In the last eight years, only two batsmen from the second division of the County Championship have made Test debuts for England, Ravi Bopara and Moeen Ali.
It is a worrying trend for those plying their trade outside Division One.
But another player whose domestic record is demanding the attention of selectors is Hampshire's James Vince.
Last week, the 23-year-old completed a career-best 240 off just 222 balls against Essex, and in the process became the first batsman to pass 1,000 runs this summer, a full two months earlier than Derbyshire's Wayne Madsen did so in 2013.
"My ultimate ambition is to play for England," Vince told BBC Sport. "What I've done so far this year should have pushed my name forward a little bit."
After a breakthrough season with Hampshire in 2013, when Vince scored over 1,200 first-class runs, including five hundreds and six half-centuries, at an average of 63.94, he was named in the England Lions squad that played in Sri Lanka in February.
Given the meltdown the senior side endured last winter in Australia, the trip provided an opportunity for second-string players to make their mark and press their claims for promotion.
Vince was one of just four players in the 19-man squad to come from a Division Two side, alongside Worcestershire's Moeen and Essex pair Ben Foakes and Tymal Mills.
It turned out to be a rather chastening experience for Vince, who managed only 35 runs in two matches against a Sri Lanka Emerging Players team and was not picked for the three 'Tests' against Sri Lanka A that followed.
However, the setback did not dent his self-confidence and Vince has returned to his sparkling best with the bat in Hampshire's unbeaten start to the Championship season.
As well as his double hundred against Essex at the Ageas Bowl, Vince has also hit two further centuries and five fifties this season to help his side win four of their first nine game - as many as they won in the whole of last season.
"Every year you set a goal of scoring a thousand runs. That's the milestone over the season you look to achieve," he said.
"Each game I've gone into this season, I've had the mindset of going out to bat and put us in a good position as a team and score as many runs as I can.
"Hopefully, I can push on and get over 1,500 runs and maybe more if I carry on playing the way I have been."
Hampshire were relegated from Division One in 2011, having won just three of their 16 matches, finishing a mammoth 119 points behind champions Lancashire.
In the last two years the county had to settle for fourth place in Division Two with their successes coming in the shorter forms of the game.
The club lifted the 40-over and Twenty20 trophies in 2012, becoming the first county to hold both simultaneously, and also reached T20 finals day last summer before losing to Surrey by four wickets.
This season, however, their priorities have changed.
"Going into this year we identified that four-day cricket and getting back into Division One was something that we needed focus on," Sussex-born Vince said.
"In previous years we didn't get in positions where we were on top and could go on and win.
"Bar the Worcester game and perhaps Derby away, in every game we've played we've been in a position where we could possibly win the game."

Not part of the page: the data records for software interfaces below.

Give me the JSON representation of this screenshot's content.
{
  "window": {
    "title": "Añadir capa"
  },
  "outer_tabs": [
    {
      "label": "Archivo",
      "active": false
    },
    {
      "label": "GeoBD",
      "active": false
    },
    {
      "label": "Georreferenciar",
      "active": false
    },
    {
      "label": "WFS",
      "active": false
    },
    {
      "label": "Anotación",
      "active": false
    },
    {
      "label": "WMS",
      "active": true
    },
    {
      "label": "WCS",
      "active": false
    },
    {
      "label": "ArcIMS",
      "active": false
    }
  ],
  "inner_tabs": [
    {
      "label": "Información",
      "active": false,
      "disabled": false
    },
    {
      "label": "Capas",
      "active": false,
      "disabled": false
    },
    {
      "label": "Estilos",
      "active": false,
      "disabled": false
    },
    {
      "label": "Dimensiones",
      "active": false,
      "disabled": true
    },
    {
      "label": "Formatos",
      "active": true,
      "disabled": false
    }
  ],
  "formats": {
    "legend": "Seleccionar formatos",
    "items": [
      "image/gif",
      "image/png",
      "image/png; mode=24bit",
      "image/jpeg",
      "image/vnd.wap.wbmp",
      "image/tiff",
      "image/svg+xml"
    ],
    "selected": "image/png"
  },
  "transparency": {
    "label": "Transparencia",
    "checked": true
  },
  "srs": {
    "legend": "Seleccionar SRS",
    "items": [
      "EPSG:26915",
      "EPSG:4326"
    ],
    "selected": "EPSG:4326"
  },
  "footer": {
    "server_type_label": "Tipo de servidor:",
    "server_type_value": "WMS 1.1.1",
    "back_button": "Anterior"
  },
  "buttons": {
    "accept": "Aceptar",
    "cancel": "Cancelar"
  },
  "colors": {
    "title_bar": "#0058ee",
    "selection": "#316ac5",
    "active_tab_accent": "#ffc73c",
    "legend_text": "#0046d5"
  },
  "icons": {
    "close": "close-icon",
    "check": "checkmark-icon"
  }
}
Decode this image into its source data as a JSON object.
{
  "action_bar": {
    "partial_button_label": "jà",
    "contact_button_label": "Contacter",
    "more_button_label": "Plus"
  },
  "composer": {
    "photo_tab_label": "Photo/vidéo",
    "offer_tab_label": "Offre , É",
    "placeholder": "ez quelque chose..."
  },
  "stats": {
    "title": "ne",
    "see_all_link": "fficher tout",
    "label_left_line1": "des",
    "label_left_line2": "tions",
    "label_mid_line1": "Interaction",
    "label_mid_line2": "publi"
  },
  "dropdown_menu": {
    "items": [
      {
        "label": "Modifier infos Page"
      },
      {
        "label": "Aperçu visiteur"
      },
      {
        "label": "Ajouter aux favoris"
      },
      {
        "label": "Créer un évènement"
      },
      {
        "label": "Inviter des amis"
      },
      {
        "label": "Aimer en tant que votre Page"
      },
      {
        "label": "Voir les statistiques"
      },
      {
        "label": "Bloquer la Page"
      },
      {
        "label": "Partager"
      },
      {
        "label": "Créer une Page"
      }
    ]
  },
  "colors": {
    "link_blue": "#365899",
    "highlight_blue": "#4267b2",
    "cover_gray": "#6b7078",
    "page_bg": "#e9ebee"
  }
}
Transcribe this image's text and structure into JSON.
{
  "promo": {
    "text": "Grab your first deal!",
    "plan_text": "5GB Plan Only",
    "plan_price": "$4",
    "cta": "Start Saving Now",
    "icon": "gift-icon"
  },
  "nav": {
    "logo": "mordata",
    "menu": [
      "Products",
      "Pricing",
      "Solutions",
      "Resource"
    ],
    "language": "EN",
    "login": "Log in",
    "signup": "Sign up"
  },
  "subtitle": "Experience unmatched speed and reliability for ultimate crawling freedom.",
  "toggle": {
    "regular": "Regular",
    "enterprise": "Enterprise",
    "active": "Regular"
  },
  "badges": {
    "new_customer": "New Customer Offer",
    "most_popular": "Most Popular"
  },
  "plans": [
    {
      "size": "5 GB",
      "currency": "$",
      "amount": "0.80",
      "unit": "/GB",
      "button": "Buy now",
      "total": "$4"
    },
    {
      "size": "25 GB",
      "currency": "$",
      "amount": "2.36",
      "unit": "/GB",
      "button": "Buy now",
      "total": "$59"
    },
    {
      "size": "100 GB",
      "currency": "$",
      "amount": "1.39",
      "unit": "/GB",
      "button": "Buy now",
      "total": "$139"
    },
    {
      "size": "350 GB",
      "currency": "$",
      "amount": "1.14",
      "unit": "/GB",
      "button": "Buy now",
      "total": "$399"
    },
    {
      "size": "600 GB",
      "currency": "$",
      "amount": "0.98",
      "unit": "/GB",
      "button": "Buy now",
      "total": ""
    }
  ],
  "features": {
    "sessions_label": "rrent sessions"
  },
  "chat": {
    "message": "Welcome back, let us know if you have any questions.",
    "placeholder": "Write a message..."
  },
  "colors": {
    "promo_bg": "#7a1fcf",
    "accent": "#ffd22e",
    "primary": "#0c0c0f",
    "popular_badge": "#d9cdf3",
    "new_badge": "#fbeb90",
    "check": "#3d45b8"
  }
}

Despite his young age, Vince is well respected at Hampshire and as well as being skipper Jimmy Adams' deputy in the four-day game and new 50-over One-Day Cup, he was appointed T20 captain for this year's campaign.
He is the youngest professional player at Hampshire to be made captain, but the added pressure and expectation has not affected his play.

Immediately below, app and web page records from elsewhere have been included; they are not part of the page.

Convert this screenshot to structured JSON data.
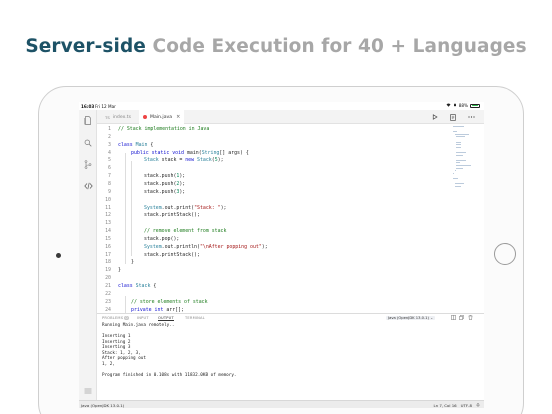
{
  "headline": {
    "strong": "Server-side",
    "soft": "Code Execution for 40 + Languages"
  },
  "status_bar": {
    "time": "16:03",
    "date": "Fri 12 Mar",
    "battery": "88%",
    "battery_level": 0.88
  },
  "tabs": [
    {
      "label": "index.ts"
    },
    {
      "label": "Main.java",
      "active": true
    }
  ],
  "code_lines": [
    {
      "n": "1",
      "indent": 0,
      "parts": [
        [
          "cmt",
          "// Stack implementation in Java"
        ]
      ]
    },
    {
      "n": "2",
      "indent": 0,
      "parts": []
    },
    {
      "n": "3",
      "indent": 0,
      "parts": [
        [
          "kw",
          "class "
        ],
        [
          "ty",
          "Main"
        ],
        [
          "plain",
          " {"
        ]
      ]
    },
    {
      "n": "4",
      "indent": 1,
      "parts": [
        [
          "kw",
          "public static void "
        ],
        [
          "plain",
          "main("
        ],
        [
          "ty",
          "String"
        ],
        [
          "plain",
          "[] args) {"
        ]
      ]
    },
    {
      "n": "5",
      "indent": 2,
      "parts": [
        [
          "ty",
          "Stack"
        ],
        [
          "plain",
          " stack = "
        ],
        [
          "kw",
          "new "
        ],
        [
          "ty",
          "Stack"
        ],
        [
          "plain",
          "("
        ],
        [
          "num",
          "5"
        ],
        [
          "plain",
          ");"
        ]
      ]
    },
    {
      "n": "6",
      "indent": 0,
      "parts": []
    },
    {
      "n": "7",
      "indent": 2,
      "parts": [
        [
          "plain",
          "stack.push("
        ],
        [
          "num",
          "1"
        ],
        [
          "plain",
          ");"
        ]
      ]
    },
    {
      "n": "8",
      "indent": 2,
      "parts": [
        [
          "plain",
          "stack.push("
        ],
        [
          "num",
          "2"
        ],
        [
          "plain",
          ");"
        ]
      ]
    },
    {
      "n": "9",
      "indent": 2,
      "parts": [
        [
          "plain",
          "stack.push("
        ],
        [
          "num",
          "3"
        ],
        [
          "plain",
          ");"
        ]
      ]
    },
    {
      "n": "10",
      "indent": 0,
      "parts": []
    },
    {
      "n": "11",
      "indent": 2,
      "parts": [
        [
          "ty",
          "System"
        ],
        [
          "plain",
          ".out.print("
        ],
        [
          "str",
          "\"Stack: \""
        ],
        [
          "plain",
          ");"
        ]
      ]
    },
    {
      "n": "12",
      "indent": 2,
      "parts": [
        [
          "plain",
          "stack.printStack();"
        ]
      ]
    },
    {
      "n": "13",
      "indent": 0,
      "parts": []
    },
    {
      "n": "14",
      "indent": 2,
      "parts": [
        [
          "cmt",
          "// remove element from stack"
        ]
      ]
    },
    {
      "n": "15",
      "indent": 2,
      "parts": [
        [
          "plain",
          "stack.pop();"
        ]
      ]
    },
    {
      "n": "16",
      "indent": 2,
      "parts": [
        [
          "ty",
          "System"
        ],
        [
          "plain",
          ".out.println("
        ],
        [
          "str",
          "\"\\nAfter popping out\""
        ],
        [
          "plain",
          ");"
        ]
      ]
    },
    {
      "n": "17",
      "indent": 2,
      "parts": [
        [
          "plain",
          "stack.printStack();"
        ]
      ]
    },
    {
      "n": "18",
      "indent": 1,
      "parts": [
        [
          "plain",
          "}"
        ]
      ]
    },
    {
      "n": "19",
      "indent": 0,
      "parts": [
        [
          "plain",
          "}"
        ]
      ]
    },
    {
      "n": "20",
      "indent": 0,
      "parts": []
    },
    {
      "n": "21",
      "indent": 0,
      "parts": [
        [
          "kw",
          "class "
        ],
        [
          "ty",
          "Stack"
        ],
        [
          "plain",
          " {"
        ]
      ]
    },
    {
      "n": "22",
      "indent": 0,
      "parts": []
    },
    {
      "n": "23",
      "indent": 1,
      "parts": [
        [
          "cmt",
          "// store elements of stack"
        ]
      ]
    },
    {
      "n": "24",
      "indent": 1,
      "parts": [
        [
          "kw",
          "private int "
        ],
        [
          "plain",
          "arr[];"
        ]
      ]
    }
  ],
  "panel": {
    "tabs": [
      {
        "label": "PROBLEMS",
        "count": "0"
      },
      {
        "label": "INPUT"
      },
      {
        "label": "OUTPUT",
        "active": true
      },
      {
        "label": "TERMINAL"
      }
    ],
    "language_select": "Java (OpenJDK 13.0.1)",
    "output_lines": [
      "Running Main.java remotely..",
      "",
      "Inserting 1",
      "Inserting 2",
      "Inserting 3",
      "Stack: 1, 2, 3,",
      "After popping out",
      "1, 2,",
      "",
      "Program finished in 0.108s with 11832.0KB of memory."
    ]
  },
  "bottom_bar": {
    "language": "Java (OpenJDK 13.0.1)",
    "cursor": "Ln 7, Col 16",
    "encoding": "UTF-8"
  },
  "icons": [
    "files-icon",
    "search-icon",
    "source-control-icon",
    "code-icon",
    "menu-icon",
    "run-icon",
    "preview-icon",
    "more-icon",
    "wifi-icon",
    "bell-icon"
  ]
}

Opening the batting instead of occupying his normal place at number four, Vince has hit three half-centuries and amassed 259 runs in seven innings to take Hampshire to second place in the South group, having won five of their first seven matches, just two points behind leaders Essex.
"The captaincy has added responsibility," Vince admitted. "In previous years when I have been batting I've wanted to do everything possible to help the team win the game.
"That hasn't changed but it does give you an extra focus and every time I go in to bat if I can get us as close as possible to winning a game that's what I'll try and do.
"Also now, when we're fielding, I have to interact with the bowlers a bit more and speak with them about field placings.
"In previous years, I've just been stood around the field waiting for the ball to come to me. Now there's a lot more thinking about the game.
"Obviously, if we aren't performing well, I'm sure there would be questions asked of me as captain, so I want to win as many games as we can in the competition and get us to another finals day."
With Moeen and fellow newcomers Sam Robson and Chris Jordan having taken to Test cricket confidently against Sri Lanka, Vince may still have to wait for his chance at international level with five Tests against India in July and August looming.
The one-day and T20 internationals that follow perhaps offer a better chance if he is to make the breakthrough this summer.
But Vince is very aware of the need to continue the consistent form he has shown so far if he is to come into consideration.
"Hopefully I can continue putting in good performances for Hampshire and push myself closer to playing for England," he added.
If he keeps pushing with the same force as at present, it seems inevitable the door to international cricket will eventually open.